* Source records
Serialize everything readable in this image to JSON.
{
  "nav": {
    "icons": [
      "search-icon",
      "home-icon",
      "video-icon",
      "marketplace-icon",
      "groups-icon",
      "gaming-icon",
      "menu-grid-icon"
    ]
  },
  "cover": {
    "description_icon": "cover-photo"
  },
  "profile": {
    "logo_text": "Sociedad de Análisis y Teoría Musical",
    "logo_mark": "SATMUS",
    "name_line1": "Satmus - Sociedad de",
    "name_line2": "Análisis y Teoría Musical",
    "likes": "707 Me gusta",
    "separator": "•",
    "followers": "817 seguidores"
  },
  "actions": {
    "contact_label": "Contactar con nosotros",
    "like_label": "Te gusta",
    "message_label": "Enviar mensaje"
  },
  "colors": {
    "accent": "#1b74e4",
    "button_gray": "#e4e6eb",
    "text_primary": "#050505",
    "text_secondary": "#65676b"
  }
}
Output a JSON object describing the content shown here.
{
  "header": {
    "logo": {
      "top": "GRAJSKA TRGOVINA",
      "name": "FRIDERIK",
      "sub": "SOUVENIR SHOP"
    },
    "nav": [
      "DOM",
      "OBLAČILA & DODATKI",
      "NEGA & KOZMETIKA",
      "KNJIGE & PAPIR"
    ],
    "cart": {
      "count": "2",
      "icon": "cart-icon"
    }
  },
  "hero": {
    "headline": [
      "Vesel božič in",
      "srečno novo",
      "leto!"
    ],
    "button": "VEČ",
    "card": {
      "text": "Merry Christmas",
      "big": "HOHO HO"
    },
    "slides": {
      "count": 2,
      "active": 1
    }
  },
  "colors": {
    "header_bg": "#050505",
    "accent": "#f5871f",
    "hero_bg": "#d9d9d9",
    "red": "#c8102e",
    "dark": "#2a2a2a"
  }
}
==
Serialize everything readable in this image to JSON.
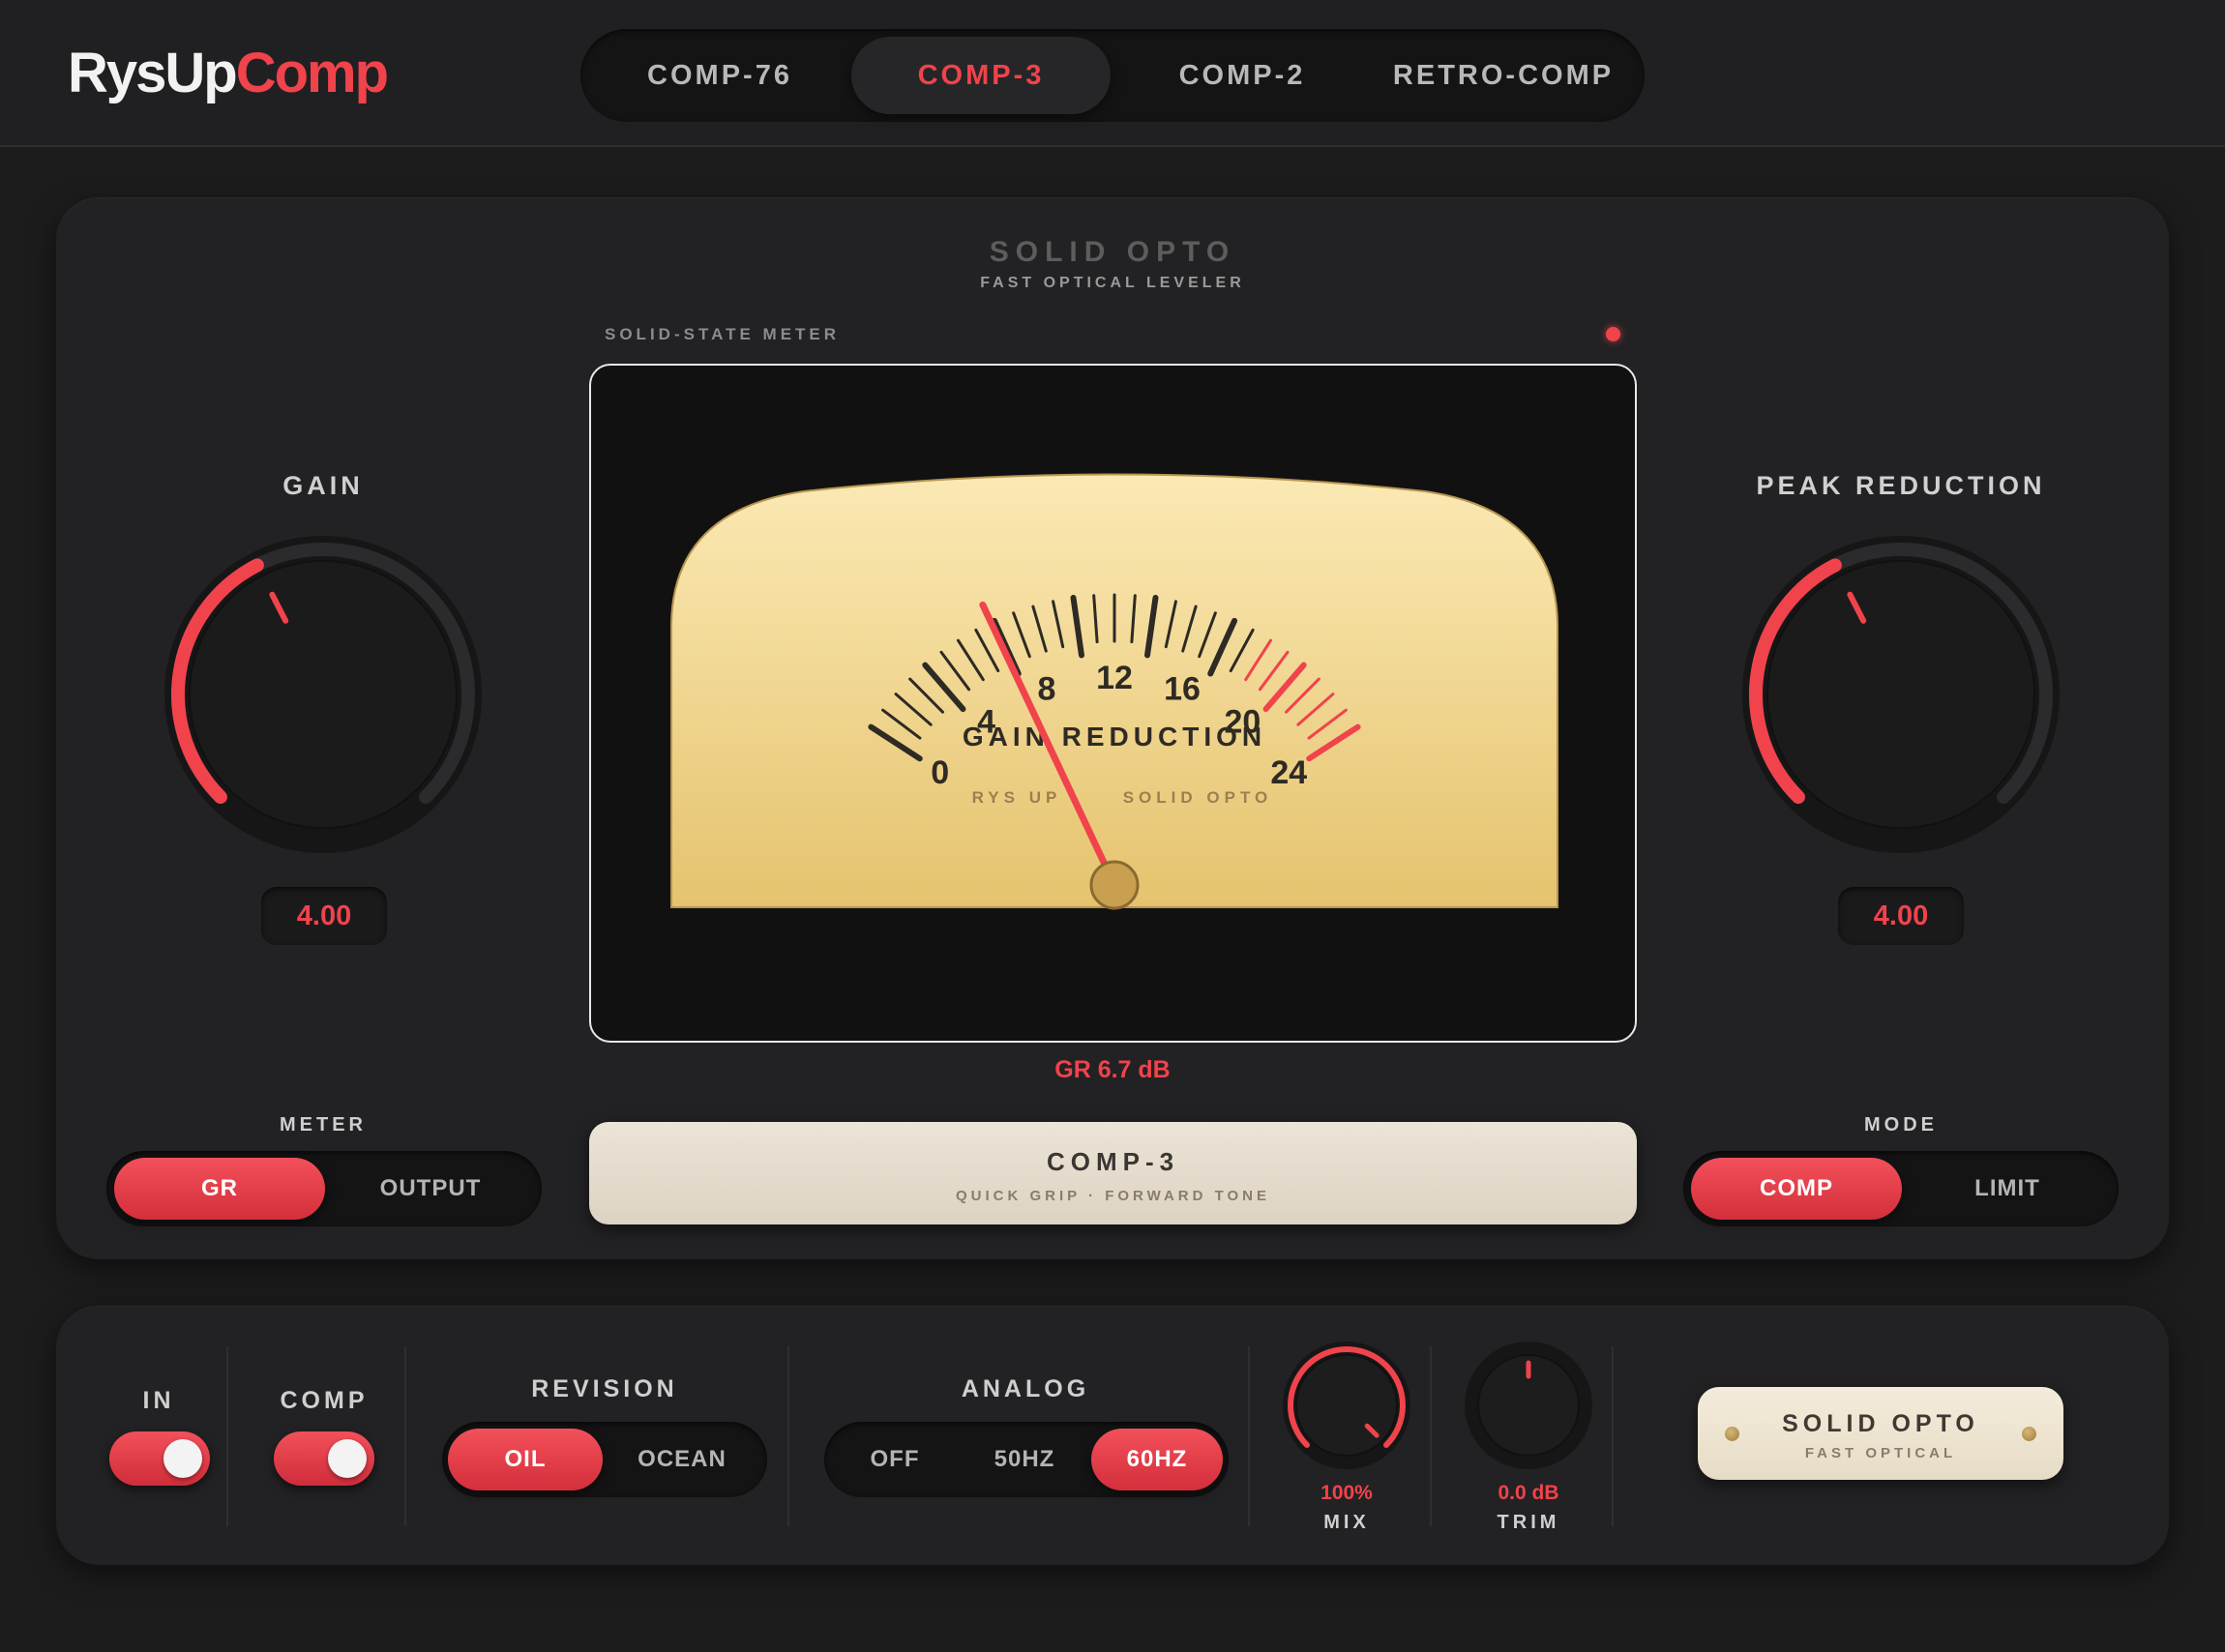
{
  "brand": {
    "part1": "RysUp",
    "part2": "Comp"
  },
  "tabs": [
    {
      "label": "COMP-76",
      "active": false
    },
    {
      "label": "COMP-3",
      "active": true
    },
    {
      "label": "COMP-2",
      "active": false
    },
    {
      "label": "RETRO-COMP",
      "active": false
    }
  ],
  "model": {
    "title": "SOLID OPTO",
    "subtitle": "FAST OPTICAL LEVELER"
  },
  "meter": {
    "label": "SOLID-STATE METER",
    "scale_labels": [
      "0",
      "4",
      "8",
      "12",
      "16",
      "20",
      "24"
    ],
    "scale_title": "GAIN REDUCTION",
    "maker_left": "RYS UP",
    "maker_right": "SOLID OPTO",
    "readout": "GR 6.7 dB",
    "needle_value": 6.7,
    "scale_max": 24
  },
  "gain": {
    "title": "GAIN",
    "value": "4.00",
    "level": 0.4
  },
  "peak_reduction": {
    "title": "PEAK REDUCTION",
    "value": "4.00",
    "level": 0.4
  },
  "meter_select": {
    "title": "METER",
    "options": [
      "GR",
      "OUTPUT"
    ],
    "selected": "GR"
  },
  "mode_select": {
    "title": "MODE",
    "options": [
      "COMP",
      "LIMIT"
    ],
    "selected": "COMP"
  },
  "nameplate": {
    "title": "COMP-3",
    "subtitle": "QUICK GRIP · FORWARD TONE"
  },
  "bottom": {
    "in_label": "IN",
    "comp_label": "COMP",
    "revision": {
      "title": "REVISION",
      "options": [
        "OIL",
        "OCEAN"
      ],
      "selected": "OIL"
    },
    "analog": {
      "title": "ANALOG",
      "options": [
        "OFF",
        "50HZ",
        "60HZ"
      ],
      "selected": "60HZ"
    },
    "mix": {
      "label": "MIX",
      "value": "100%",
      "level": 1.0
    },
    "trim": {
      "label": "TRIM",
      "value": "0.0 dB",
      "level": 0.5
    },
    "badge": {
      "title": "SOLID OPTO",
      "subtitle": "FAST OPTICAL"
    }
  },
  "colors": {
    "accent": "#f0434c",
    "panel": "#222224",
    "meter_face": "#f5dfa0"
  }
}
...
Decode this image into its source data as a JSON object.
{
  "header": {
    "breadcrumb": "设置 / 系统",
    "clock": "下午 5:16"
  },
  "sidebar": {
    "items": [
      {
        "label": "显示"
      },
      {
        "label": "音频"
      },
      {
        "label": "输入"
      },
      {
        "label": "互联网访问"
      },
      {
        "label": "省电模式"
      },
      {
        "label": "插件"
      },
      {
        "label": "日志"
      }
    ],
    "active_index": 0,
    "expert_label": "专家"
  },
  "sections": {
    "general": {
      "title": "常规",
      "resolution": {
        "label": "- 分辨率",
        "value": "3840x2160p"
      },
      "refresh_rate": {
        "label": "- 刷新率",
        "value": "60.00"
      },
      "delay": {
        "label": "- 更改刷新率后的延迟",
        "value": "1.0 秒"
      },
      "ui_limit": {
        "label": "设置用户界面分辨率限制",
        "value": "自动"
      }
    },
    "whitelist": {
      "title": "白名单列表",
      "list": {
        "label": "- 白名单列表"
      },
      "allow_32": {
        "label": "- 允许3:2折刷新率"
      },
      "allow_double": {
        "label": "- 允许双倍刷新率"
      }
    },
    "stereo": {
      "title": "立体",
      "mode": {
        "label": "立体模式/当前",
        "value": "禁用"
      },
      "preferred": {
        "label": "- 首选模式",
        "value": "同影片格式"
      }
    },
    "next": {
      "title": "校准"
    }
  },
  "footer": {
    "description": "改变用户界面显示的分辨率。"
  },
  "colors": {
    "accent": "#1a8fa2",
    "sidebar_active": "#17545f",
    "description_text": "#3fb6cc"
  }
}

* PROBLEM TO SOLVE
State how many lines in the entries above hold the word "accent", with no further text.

* ANSWER FOR THE TASK
4